Peepo Choo, Vol. 1
By Felipe Smith
Vertical, 256 pp
Rating: 18 +
Young Milton suffers from a malady that almost everyone experiences at one point in their life. He absolutely and utterly fails to fit in to the world around him. He goes out, forcing himself to be something he isn’t, but as soon as the opportunity arises his true self comes out. Namely, that of a huge anime geek. As fate would have it he’s about to get the opportunity of a life time, to visit the anime/manga mecca of his dreams, Tokyo, Japan and soon he’ll find out just how wrong his preconceptions of the country were. From Felipe Smith and Morning 2, comes Peepo Choo.
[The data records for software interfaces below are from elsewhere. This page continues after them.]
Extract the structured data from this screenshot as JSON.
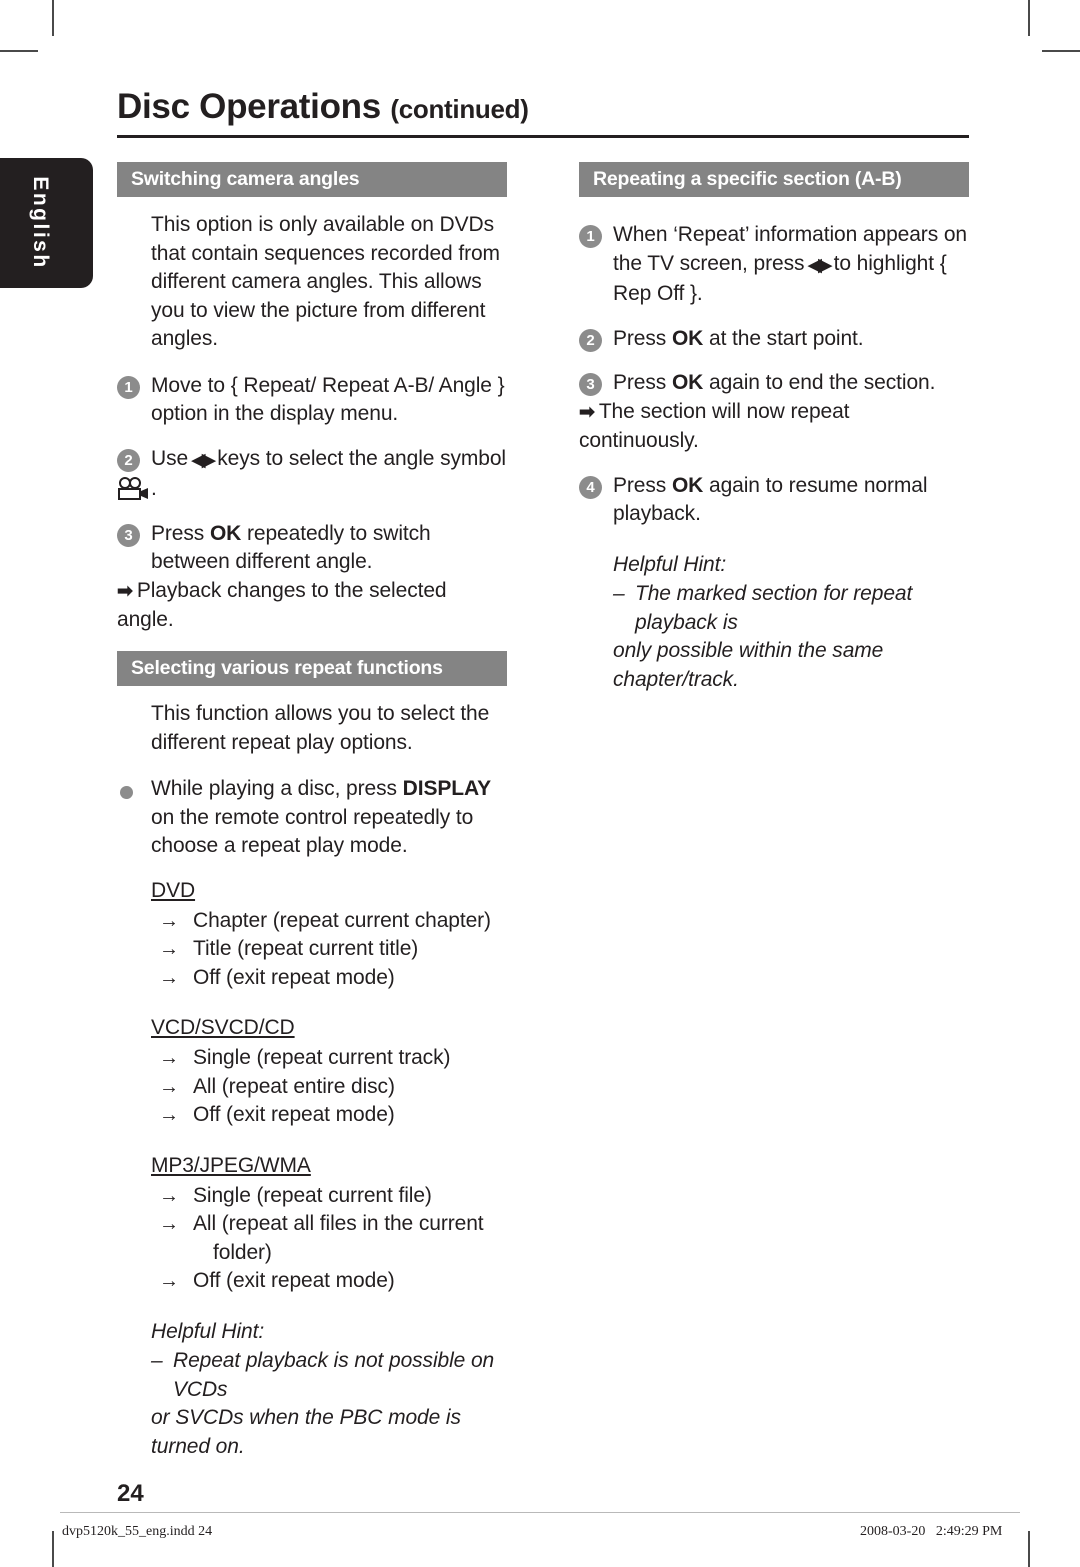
{
  "language_tab": {
    "label": "English"
  },
  "header": {
    "title": "Disc Operations",
    "continued": "(continued)"
  },
  "left_column": {
    "section1": {
      "heading": "Switching camera angles",
      "intro": "This option is only available on DVDs that contain sequences recorded from different camera angles. This allows you to view the picture from different angles.",
      "steps": [
        {
          "num": "1",
          "text": "Move to { Repeat/ Repeat A-B/ Angle } option in the display menu."
        },
        {
          "num": "2",
          "text_before": "Use",
          "keys_icon": "left-right-nav-keys",
          "text_after": "keys to select the angle symbol",
          "trailing_icon": "camera-angle-icon",
          "trailing_text": "."
        },
        {
          "num": "3",
          "text_before": "Press",
          "emphasis": "OK",
          "text_after": "repeatedly to switch between different angle.",
          "result": "Playback changes to the selected angle."
        }
      ]
    },
    "section2": {
      "heading": "Selecting various repeat functions",
      "intro": "This function allows you to select the different repeat play options.",
      "bullet": {
        "text_before": "While playing a disc, press",
        "emphasis": "DISPLAY",
        "text_after": "on the remote control repeatedly to choose a repeat play mode."
      },
      "disc_groups": [
        {
          "type": "DVD",
          "options": [
            "Chapter (repeat current chapter)",
            "Title (repeat current title)",
            "Off (exit repeat mode)"
          ]
        },
        {
          "type": "VCD/SVCD/CD",
          "options": [
            "Single (repeat current track)",
            "All (repeat entire disc)",
            "Off (exit repeat mode)"
          ]
        },
        {
          "type": "MP3/JPEG/WMA",
          "options": [
            "Single (repeat current file)",
            "All (repeat all files in the current",
            "Off (exit repeat mode)"
          ],
          "option_continuation": "folder)"
        }
      ],
      "hint": {
        "title": "Helpful Hint:",
        "dash": "–",
        "line1": "Repeat playback is not possible on VCDs",
        "line2": "or SVCDs when the PBC mode is turned on."
      }
    }
  },
  "right_column": {
    "section1": {
      "heading": "Repeating a specific section (A-B)",
      "steps": [
        {
          "num": "1",
          "text_before": "When ‘Repeat’ information appears on the TV screen, press",
          "keys_icon": "left-right-nav-keys",
          "text_after": "to highlight { Rep Off }."
        },
        {
          "num": "2",
          "text_before": "Press",
          "emphasis": "OK",
          "text_after": "at the start point."
        },
        {
          "num": "3",
          "text_before": "Press",
          "emphasis": "OK",
          "text_after": "again to end the section.",
          "result": "The section will now repeat continuously."
        },
        {
          "num": "4",
          "text_before": "Press",
          "emphasis": "OK",
          "text_after": "again to resume normal playback."
        }
      ],
      "hint": {
        "title": "Helpful Hint:",
        "dash": "–",
        "line1": "The marked section for repeat playback is",
        "line2": "only possible within the same chapter/track."
      }
    }
  },
  "page_number": "24",
  "footer": {
    "file": "dvp5120k_55_eng.indd   24",
    "timestamp": "2008-03-20   2:49:29 PM"
  },
  "colors": {
    "section_heading_bg": "#848484",
    "tab_bg": "#231f20",
    "step_badge": "#8c8c8c",
    "text": "#231f20"
  }
}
Peepo Choo is a brutal skewering and satire of geek culture, international cultural misconceptions and more. Nothing is sacred within this book. Milton and his hardcore “otaku” pals are generally the brunt of the jokes, but American comic fans, Japanese society, their perceptions of America, and more are all ridiculed and mocked in over the top and vaguely offensive fashion. Amid all the caricatures and skewering of social groups lies a plot line involving yakuza and an insanely violent hitman. This is clearly the connecting strand, pulling together the urban American culture obsessed yakuza member, the awkward fujoshi Japanese teenaged girl, Milton and the various other characters; but for the most part it feels like it was tacked on as an after thought to try and make the series something other than a group of skits mocking anyone it can.
Felipe Smith’s artwork is definitely dynamic and it’s heavily exaggerated for comedic effect. Unfortunately the result is that it’s also fairly ugly most of the time. The muscled characters are absolute mountains to the point of deformity, while the women are some sort of adolescent wet dream where they’re all ridiculously curvy and voluptuous, with breasts that must surely be exerting their own gravitational pull.
I’m not really sure what to think of Peepo Choo. I’m not particularly fond of it. The artwork is pretty far from my thing, and it doesn’t really feel like it’s saying anything new either. It generally feels like it was attempting to shock and offend for the sake of shocking and offending, and that’s just not something that appeals to me. But at the same time, given it’s huge popularity among the more respected commentators on the scene, I feel like I should like it. For me, I think Peepo Choo is my manga Preacher. Something that’ll be hailed by critics, but I just don’t get or enjoy at all. I have no doubt that it will find it’s audience though. Lord knows there’s enough people trotting out the stereotypical image of a “weeaboo” for laughs on the internet every day for it to sell well, but I’m definitely not among them.
Peepo Choo, vol. 1 is available now.